Lung Cancer Statistics

( Lung cancer accounts for the most deaths from cancer according to figures released today by the Ministry of Health.

Health Minister Tony Ryall says, “In 2007, the year for which figures are available, more than 1500 people died of lung cancer, over 80 percent as a result of smoking.”

“And we know the death toll from smoking is much higher than just lung cancer as smoking also causes death from heart disease, stroke, respiratory disease and other cancers. There are also a number of deaths each year from second hand smoking.”

There are approximately 650,000 adults who still smoke in New Zealand – though many do so because they are addicted and unable to give up.

We know that around two in every three smokers would not smoke if they had their life again and most want to give up.

The Government’s announcement in April of a significant increase in the price of tobacco is estimated to prevent 300 deaths per year from smoking in 2021 and prevent an estimated 500 deaths per year by 2031.

There is good support available for people wanting to quit smoking through Quitline (0800 778 778) which provides advice, counselling and access to nicotine replacement therapy.

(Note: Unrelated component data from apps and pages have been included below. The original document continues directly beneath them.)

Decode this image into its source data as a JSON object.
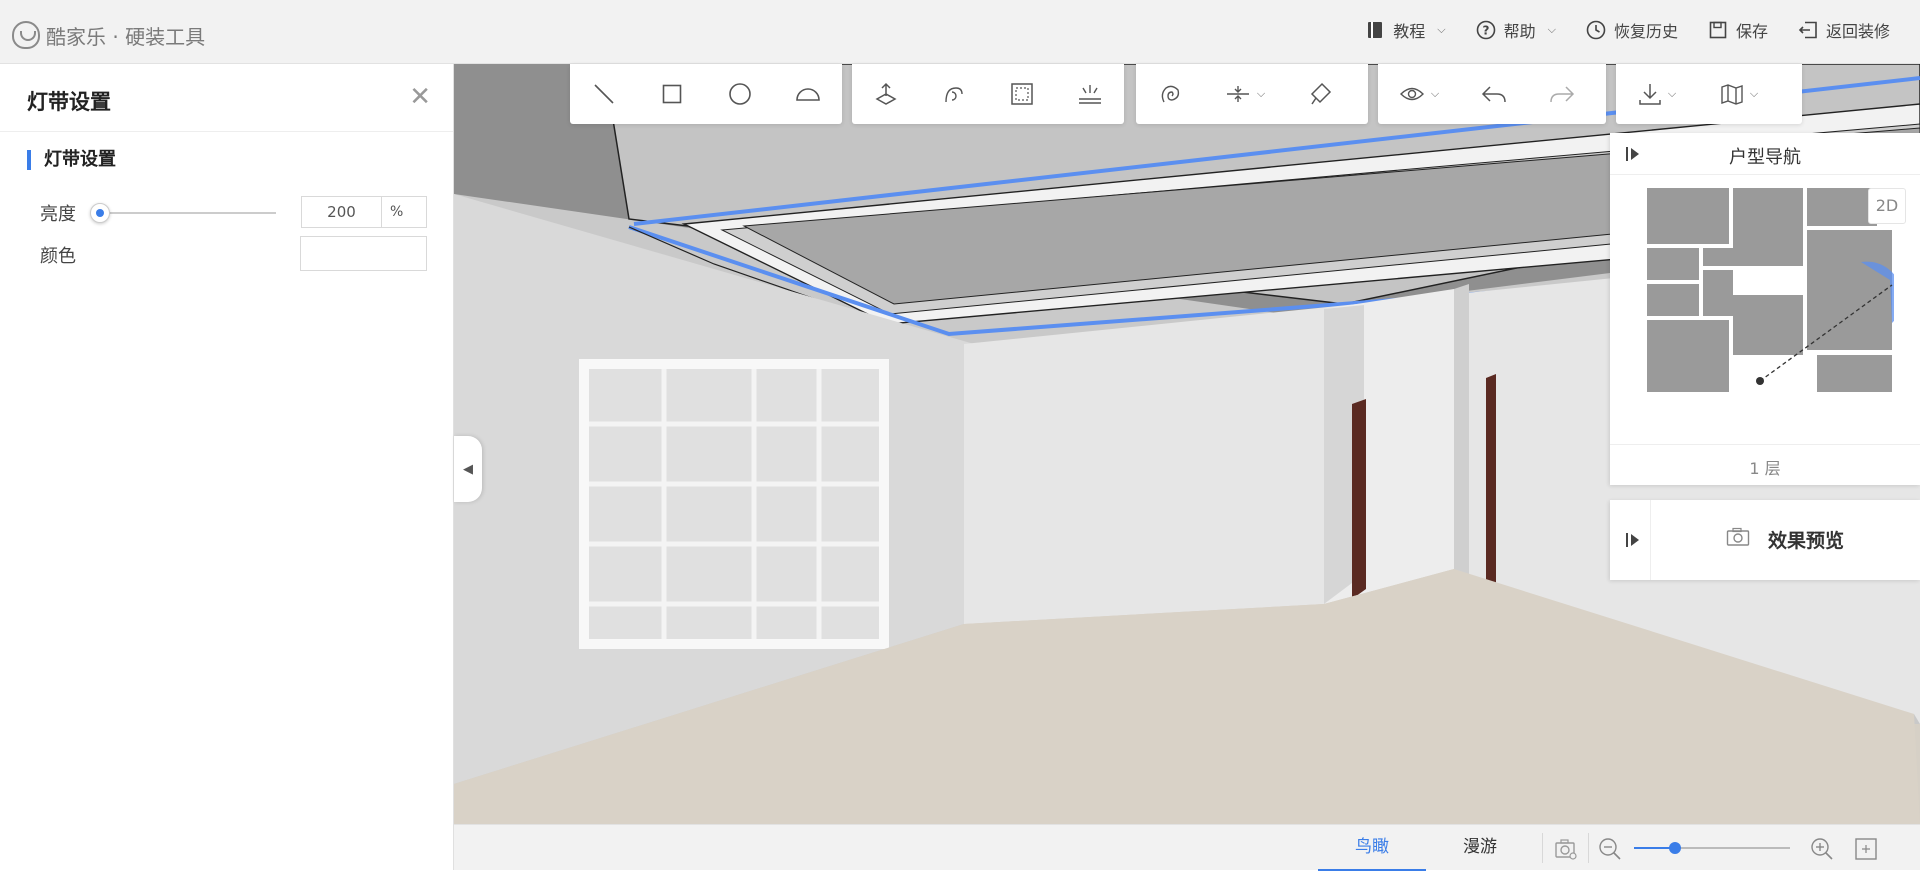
{
  "header": {
    "logo_text": "酷家乐 · 硬装工具",
    "actions": [
      {
        "label": "教程",
        "icon": "book-icon",
        "has_dropdown": true
      },
      {
        "label": "帮助",
        "icon": "help-circle-icon",
        "has_dropdown": true
      },
      {
        "label": "恢复历史",
        "icon": "history-clock-icon",
        "has_dropdown": false
      },
      {
        "label": "保存",
        "icon": "save-icon",
        "has_dropdown": false
      },
      {
        "label": "返回装修",
        "icon": "exit-icon",
        "has_dropdown": false
      }
    ]
  },
  "left_panel": {
    "title": "灯带设置",
    "section_title": "灯带设置",
    "brightness": {
      "label": "亮度",
      "value": "200",
      "unit": "%",
      "slider_fraction": 0.0
    },
    "color": {
      "label": "颜色",
      "value": ""
    }
  },
  "toolbar": {
    "groups": [
      [
        "line-tool-icon",
        "rectangle-tool-icon",
        "circle-tool-icon",
        "arc-tool-icon"
      ],
      [
        "extrude-icon",
        "rotate-object-icon",
        "select-frame-icon",
        "light-strip-icon"
      ],
      [
        "shape-lasso-icon",
        "align-level-icon",
        "clear-brush-icon"
      ],
      [
        "view-eye-icon",
        "undo-icon",
        "redo-icon"
      ],
      [
        "download-icon",
        "map-icon"
      ]
    ]
  },
  "navigator": {
    "title": "户型导航",
    "view_toggle": "2D",
    "floor_label": "1 层"
  },
  "preview": {
    "label": "效果预览"
  },
  "bottom_bar": {
    "tabs": [
      {
        "label": "鸟瞰",
        "active": true
      },
      {
        "label": "漫游",
        "active": false
      }
    ],
    "zoom_fraction": 0.26
  },
  "colors": {
    "accent": "#3a7de8",
    "light_strip": "#5b8ff0"
  }
}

Breast cancer and bowel cancer are the next most common causes of cancer death in New Zealand.

New Zealand has a well established breast cancer screening programme and the Government announced in May a four year pilot bowel cancer screening programme which is expected to begin next year.

The report is available at:

Cancer is the leading cause of death, responsible for more than a quarter (29.8%) of all deaths.
19,736 individuals were diagnosed with cancer in 2007 and 8519 died of cancer.
The death rate from cancer is dropping and has fallen by 10% over ten years.
The most common diagnoses of cancer are prostate cancer followed by bowel (colorectal) and breast cancers.
Lung cancer accounts for the most deaths from cancer (17.9%). Breast and bowel cancer (colorectal) are the next most common.
Proportionally more Maori are diagnosed with and die from cancer than the general population.

Media Release 1 July 2010 from Hon Tony Ryall, Minister of Health.